The Plame Affair goes back to a July 6, 2003 op-ed piece for the New York Times compiled by former U.S. diplomat Joseph Wilson, Plame’s husband. In it, Wilson questioned the Bush Administration’s causes for planning to war in Iraq. Later that month, on July 14, undercover agent Valerie Plame’s identity was revealed in a newspaper column by Robert Novak. Wilson’s declare that the disclosure was retaliation by the White House for his op-ed piece sparked a study in December 2003 led by particular prosecutor Patrick Fitzgerald. A 1982 law created it illegal to reveal information regarding a covert agent to anybody not authorized to acquire such classified information.
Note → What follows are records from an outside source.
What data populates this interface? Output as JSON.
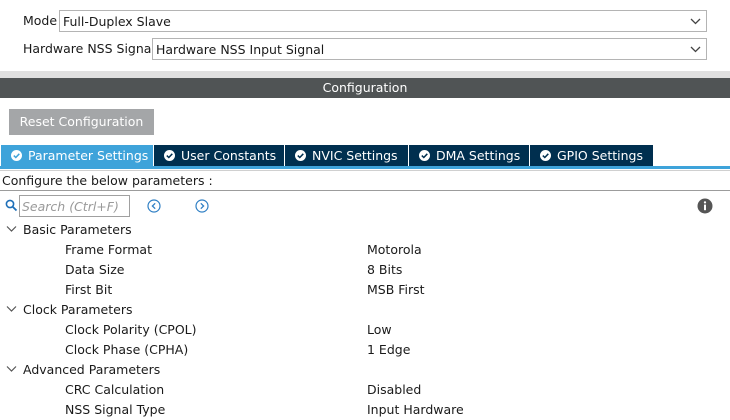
{
  "mode": {
    "label": "Mode",
    "value": "Full-Duplex Slave"
  },
  "nss": {
    "label": "Hardware NSS Signal",
    "value": "Hardware NSS Input Signal"
  },
  "config_header": "Configuration",
  "reset_button": "Reset Configuration",
  "tabs": [
    {
      "label": "Parameter Settings",
      "active": true
    },
    {
      "label": "User Constants"
    },
    {
      "label": "NVIC Settings"
    },
    {
      "label": "DMA Settings"
    },
    {
      "label": "GPIO Settings"
    }
  ],
  "configure_text": "Configure the below parameters :",
  "search": {
    "placeholder": "Search (Ctrl+F)"
  },
  "groups": [
    {
      "label": "Basic Parameters",
      "params": [
        {
          "name": "Frame Format",
          "value": "Motorola"
        },
        {
          "name": "Data Size",
          "value": "8 Bits"
        },
        {
          "name": "First Bit",
          "value": "MSB First"
        }
      ]
    },
    {
      "label": "Clock Parameters",
      "params": [
        {
          "name": "Clock Polarity (CPOL)",
          "value": "Low"
        },
        {
          "name": "Clock Phase (CPHA)",
          "value": "1 Edge"
        }
      ]
    },
    {
      "label": "Advanced Parameters",
      "params": [
        {
          "name": "CRC Calculation",
          "value": "Disabled"
        },
        {
          "name": "NSS Signal Type",
          "value": "Input Hardware"
        }
      ]
    }
  ],
  "colors": {
    "tab_active": "#3ea3da",
    "tab_inactive": "#002f4f",
    "header_bar": "#505455",
    "reset_button": "#a4a6a8"
  }
}
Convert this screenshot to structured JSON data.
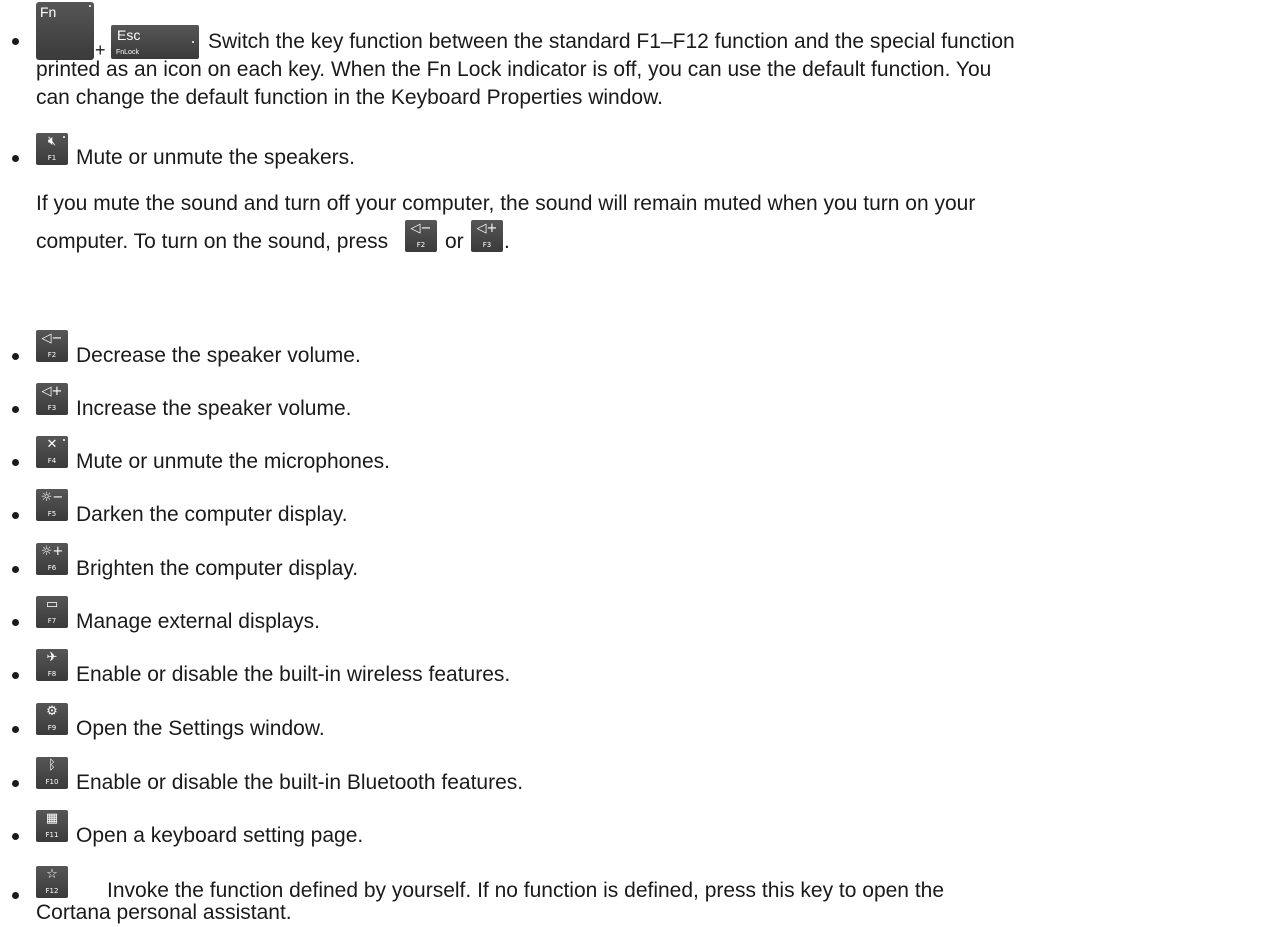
{
  "items": [
    {
      "combo": {
        "fn_label": "Fn",
        "plus": "+",
        "esc_label": "Esc",
        "fnlock_label": "FnLock"
      },
      "lines": [
        "Switch the key function between the standard F1–F12 function and the special function",
        "printed as an icon on each key. When the Fn Lock indicator is off, you can use the default function. You",
        "can change the default function in the Keyboard Properties window."
      ]
    },
    {
      "key": {
        "label": "F1",
        "icon": "speaker-mute-icon",
        "glyph": "🔇︎"
      },
      "text": "Mute or unmute the speakers.",
      "note": {
        "line1": "If you mute the sound and turn off your computer, the sound will remain muted when you turn on your",
        "line2_start": "computer. To turn on the sound, press",
        "or": "or",
        "end": ".",
        "key_a": {
          "label": "F2",
          "glyph": "◁−"
        },
        "key_b": {
          "label": "F3",
          "glyph": "◁+"
        }
      }
    },
    {
      "key": {
        "label": "F2",
        "icon": "volume-down-icon",
        "glyph": "◁−"
      },
      "text": "Decrease the speaker volume."
    },
    {
      "key": {
        "label": "F3",
        "icon": "volume-up-icon",
        "glyph": "◁+"
      },
      "text": "Increase the speaker volume."
    },
    {
      "key": {
        "label": "F4",
        "icon": "mic-mute-icon",
        "glyph": "✕"
      },
      "text": "Mute or unmute the microphones."
    },
    {
      "key": {
        "label": "F5",
        "icon": "brightness-down-icon",
        "glyph": "☼−"
      },
      "text": "Darken the computer display."
    },
    {
      "key": {
        "label": "F6",
        "icon": "brightness-up-icon",
        "glyph": "☼+"
      },
      "text": "Brighten the computer display."
    },
    {
      "key": {
        "label": "F7",
        "icon": "external-display-icon",
        "glyph": "▭"
      },
      "text": "Manage external displays."
    },
    {
      "key": {
        "label": "F8",
        "icon": "wireless-off-icon",
        "glyph": "✈"
      },
      "text": "Enable or disable the built-in wireless features."
    },
    {
      "key": {
        "label": "F9",
        "icon": "settings-gear-icon",
        "glyph": "⚙"
      },
      "text": "Open the Settings window."
    },
    {
      "key": {
        "label": "F10",
        "icon": "bluetooth-icon",
        "glyph": "ᛒ"
      },
      "text": "Enable or disable the built-in Bluetooth features."
    },
    {
      "key": {
        "label": "F11",
        "icon": "keyboard-icon",
        "glyph": "▦"
      },
      "text": "Open a keyboard setting page."
    },
    {
      "key": {
        "label": "F12",
        "icon": "star-icon",
        "glyph": "☆"
      },
      "lines": [
        "Invoke the function defined by yourself. If no function is defined, press this key to open the",
        "Cortana personal assistant."
      ]
    }
  ]
}
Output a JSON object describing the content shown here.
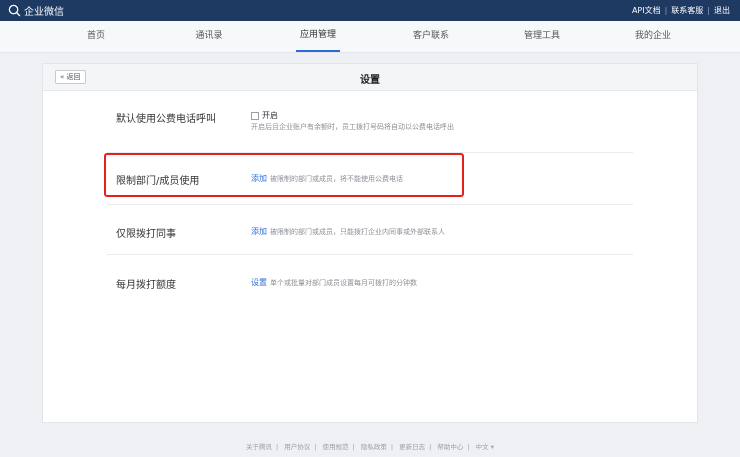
{
  "app": {
    "title": "企业微信"
  },
  "top_links": [
    "API文档",
    "联系客服",
    "退出"
  ],
  "nav": {
    "items": [
      "首页",
      "通讯录",
      "应用管理",
      "客户联系",
      "管理工具",
      "我的企业"
    ],
    "active": "应用管理"
  },
  "page": {
    "back_label": "« 返回",
    "title": "设置"
  },
  "settings": {
    "row1": {
      "label": "默认使用公费电话呼叫",
      "checkbox_label": "开启",
      "checkbox_checked": false,
      "description": "开启后且企业账户有余额时，员工拨打号码将自动以公费电话呼出"
    },
    "row2": {
      "label": "限制部门/成员使用",
      "action": "添加",
      "description": "被限制的部门或成员，将不能使用公费电话"
    },
    "row3": {
      "label": "仅限拨打同事",
      "action": "添加",
      "description": "被限制的部门或成员，只能拨打企业内同事或外部联系人"
    },
    "row4": {
      "label": "每月拨打额度",
      "action": "设置",
      "description": "单个或批量对部门成员设置每月可拨打的分钟数"
    }
  },
  "footer": {
    "links": [
      "关于腾讯",
      "用户协议",
      "使用规范",
      "隐私政策",
      "更新日志",
      "帮助中心",
      "中文 ▾"
    ]
  },
  "colors": {
    "topbar": "#1e3a63",
    "link": "#2b6ad6",
    "highlight": "#e6201c"
  }
}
Fitzgerald interviewed President George W. Bush, Vice President Cheney along with other leading administration officials, alongside numerous journalists. Although Miller hadn’t written an write-up about Plame, she did talk with Libby shortly immediately after Wilson’s op-ed piece was published and Fitzgerald believed Miller had data that has been highly relevant to his investigation.
After 85 days in jail, Miller premiered and testified before a grand jury that before the Novak column, she had several discussions with Scooter Libby where he discussed Plame. On November 9 of this identical year, Miller announced her retirement from the Times carrying out a 28-year career with the newspaper.
On March 6, 2007, Scooter Libby was convicted of obstruction of justice, perjury and creating false statements to federal investigators in the Plame investigation. In June, he was sentenced to 30 months in federal prison and fined $250,000. However, month later one, on July 2, President George W. Bush commuted Libby’s prison term before the ex-White House aide served any moment.